194. Agreed EC directives specify an implementation
date by which they must be transposed into national law. Directives
often set minimum legal requirements and may be formulated in
fairly general terms, which leaves Member States room for manoeuvre
in implementing them.
195. In the UK, the House of Lords Merits Committee
on Statutory Instruments has the role of reporting to the House
on any Statutory Instrument that it considers to have inappropriately
implemented an EC directive. We welcome the work of this committee,
but note that only a very small number of Statutory Instruments
have been drawn to the attention of the House for this reason
(one during the 2004/05 parliamentary session and three during
the 2005/06 session).
196. A common accusation, which we heard again
during our Inquiry is that the UK sometimes implements measures
far beyond what directives actually require as a minimuma
tendency popularly referred to as "gold plating". The
FSB's Mr Tyrrell presented us with a number of examples of
this, including that of the Part-Time Workers Directive: "It
provided that part-time workers should be treated not less favourably
than other workers employed by the same employer under the same
contract. The UK Government transposed that in regulation from
'under the same contract' into 'any contract'". This, Mr Tyrrell
concluded increased the scope of the Directive considerably. (Q 81)
197. Miss Jane Whewell, Director of European
Strategy and Labour Market Flexibility at the DTI, responded by
outlining to us the reason why there was often a perception of
gold plating: "I think there is a tension particularly inherent
in EC law where it tends to be drafted in a very broad brush manner,
there is a lack of detail and we are caught in the middle. It
is perfectly possible for us to copy out the directive and say
'that is the law', and say to industry 'now get on with it'. I
do not think they would be terribly happy because just as much
as they are saying please do not gold plate, and we try very hard,
they also ask us for the maximum flexibility under the directive.
They ask us, above all, for clarity. Clarity is not a predominant
feature of a lot of European law, so we do our best to make the
law as clear as possible for business. Sometimes people feel that
this is gold plating. One could debate that for a very long-time
but we do our best and there is a programme now looking at large
parts of UK legislation, both domestic implementation of European
law and UK law, about can we simplify it? Can we make it easier?
How can we help business?"(Q 170)
198. Miss Whewell's explanation was consistent
with the final report of the independent Davidson Review Implementation
of EU Regulation.
This concluded that "Inappropriate over-implementation may
not be as big a problem in the UKin absolute terms and
relative to other EU countriesas is alleged by some commentators."
The review found firm evidence of gold plating to be lacking.
Criticism sometimes arose because of concern about the fact there
is a regulation at all rather than the details of its implementation.
Moreover, similar concerns were found to be expressed by business
representatives in other Member States suggesting that complaint
about regulation was simply a widespread fact of economic life.
199. We are persuaded that the current social

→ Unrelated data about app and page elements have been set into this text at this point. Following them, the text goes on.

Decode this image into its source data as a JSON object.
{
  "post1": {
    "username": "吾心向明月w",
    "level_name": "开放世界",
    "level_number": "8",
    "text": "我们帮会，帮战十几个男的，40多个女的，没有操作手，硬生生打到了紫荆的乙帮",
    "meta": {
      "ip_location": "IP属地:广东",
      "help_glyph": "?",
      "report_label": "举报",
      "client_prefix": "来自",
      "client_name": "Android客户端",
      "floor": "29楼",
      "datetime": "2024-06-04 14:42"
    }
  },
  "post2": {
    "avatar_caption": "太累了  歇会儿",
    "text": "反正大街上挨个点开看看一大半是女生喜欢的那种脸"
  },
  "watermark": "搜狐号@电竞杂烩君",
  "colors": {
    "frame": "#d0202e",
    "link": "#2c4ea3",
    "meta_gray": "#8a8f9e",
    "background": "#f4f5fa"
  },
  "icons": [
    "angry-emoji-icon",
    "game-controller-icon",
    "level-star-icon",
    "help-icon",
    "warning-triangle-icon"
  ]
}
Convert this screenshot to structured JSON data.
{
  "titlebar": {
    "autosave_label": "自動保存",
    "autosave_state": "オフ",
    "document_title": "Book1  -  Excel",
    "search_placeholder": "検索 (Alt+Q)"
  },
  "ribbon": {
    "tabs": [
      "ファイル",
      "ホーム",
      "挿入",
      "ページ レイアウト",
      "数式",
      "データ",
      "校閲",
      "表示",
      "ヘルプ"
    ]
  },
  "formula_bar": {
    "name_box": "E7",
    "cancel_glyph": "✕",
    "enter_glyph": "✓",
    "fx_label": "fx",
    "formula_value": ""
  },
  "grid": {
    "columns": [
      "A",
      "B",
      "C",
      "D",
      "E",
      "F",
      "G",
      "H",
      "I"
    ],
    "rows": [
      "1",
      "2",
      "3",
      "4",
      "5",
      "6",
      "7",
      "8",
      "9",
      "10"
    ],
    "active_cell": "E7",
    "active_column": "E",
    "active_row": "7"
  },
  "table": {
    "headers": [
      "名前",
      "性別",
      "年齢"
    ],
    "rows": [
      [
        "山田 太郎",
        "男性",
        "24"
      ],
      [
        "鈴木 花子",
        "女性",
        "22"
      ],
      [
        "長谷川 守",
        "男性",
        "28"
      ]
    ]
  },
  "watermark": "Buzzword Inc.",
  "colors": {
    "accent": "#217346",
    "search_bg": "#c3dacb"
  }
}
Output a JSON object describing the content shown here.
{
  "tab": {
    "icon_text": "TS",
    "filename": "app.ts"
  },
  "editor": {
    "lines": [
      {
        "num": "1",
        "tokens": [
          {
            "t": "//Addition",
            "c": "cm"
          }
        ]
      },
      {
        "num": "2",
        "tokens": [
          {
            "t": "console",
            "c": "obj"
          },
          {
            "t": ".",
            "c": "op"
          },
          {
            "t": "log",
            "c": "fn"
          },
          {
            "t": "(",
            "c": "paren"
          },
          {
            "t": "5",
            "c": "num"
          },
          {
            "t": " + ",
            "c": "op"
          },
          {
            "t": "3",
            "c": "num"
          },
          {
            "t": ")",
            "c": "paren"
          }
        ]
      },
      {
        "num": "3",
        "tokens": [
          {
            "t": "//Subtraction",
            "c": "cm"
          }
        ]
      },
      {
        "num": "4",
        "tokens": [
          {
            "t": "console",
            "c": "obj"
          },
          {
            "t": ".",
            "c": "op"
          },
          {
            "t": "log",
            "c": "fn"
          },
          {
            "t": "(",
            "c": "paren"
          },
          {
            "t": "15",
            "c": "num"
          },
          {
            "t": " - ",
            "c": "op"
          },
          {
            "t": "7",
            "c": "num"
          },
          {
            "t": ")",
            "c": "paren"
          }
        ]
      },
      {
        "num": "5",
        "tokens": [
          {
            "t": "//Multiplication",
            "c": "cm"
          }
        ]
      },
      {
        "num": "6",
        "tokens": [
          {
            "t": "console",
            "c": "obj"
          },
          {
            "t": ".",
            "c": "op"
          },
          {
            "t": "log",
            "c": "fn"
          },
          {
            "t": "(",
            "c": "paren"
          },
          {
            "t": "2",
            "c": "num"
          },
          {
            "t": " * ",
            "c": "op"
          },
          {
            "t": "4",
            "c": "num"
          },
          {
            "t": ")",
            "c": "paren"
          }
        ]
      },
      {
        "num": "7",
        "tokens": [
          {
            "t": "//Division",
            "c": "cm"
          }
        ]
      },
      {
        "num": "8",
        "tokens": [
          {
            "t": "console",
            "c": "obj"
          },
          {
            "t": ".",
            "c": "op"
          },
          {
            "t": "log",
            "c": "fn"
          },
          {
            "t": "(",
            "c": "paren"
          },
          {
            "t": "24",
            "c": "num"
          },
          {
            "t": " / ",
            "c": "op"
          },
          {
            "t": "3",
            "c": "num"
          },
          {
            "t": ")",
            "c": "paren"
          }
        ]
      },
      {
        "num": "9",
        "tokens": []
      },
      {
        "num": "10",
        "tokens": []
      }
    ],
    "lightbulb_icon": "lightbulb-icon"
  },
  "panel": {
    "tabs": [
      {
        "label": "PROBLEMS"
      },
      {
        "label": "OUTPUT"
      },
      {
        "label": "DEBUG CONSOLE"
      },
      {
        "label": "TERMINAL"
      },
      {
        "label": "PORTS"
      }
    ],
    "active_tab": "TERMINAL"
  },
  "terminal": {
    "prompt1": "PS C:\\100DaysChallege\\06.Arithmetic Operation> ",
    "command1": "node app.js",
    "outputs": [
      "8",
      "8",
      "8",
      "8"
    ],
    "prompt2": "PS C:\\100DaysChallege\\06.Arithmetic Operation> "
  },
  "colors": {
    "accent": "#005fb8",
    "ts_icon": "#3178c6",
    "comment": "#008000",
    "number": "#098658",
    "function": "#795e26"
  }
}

partnership consultation arrangements for formulating EU legislation
have an exclusive "two sides of industry" feel.
200. We recommend, therefore, that the Government
should support UK small business organisations in finding means
to ensure that social dialogue in the EU includes a wider representation
of interests, in particular representatives of the small business
sector. This would seem the most appropriate way of making sure
that the EU matches up to the spirit of its treaties which state
that the EU should avoid imposing administrative, financial and
legal constraints on small and medium sized enterprises.
201. We recognise that the perception remains
strong that the UK "gold plates" EC directives relating
to employment. However, we have seen no conclusive evidence to
support this view and indeed the final report of the Davidson
review suggests that the perception is exaggerated. We recommend
no further action on this matter.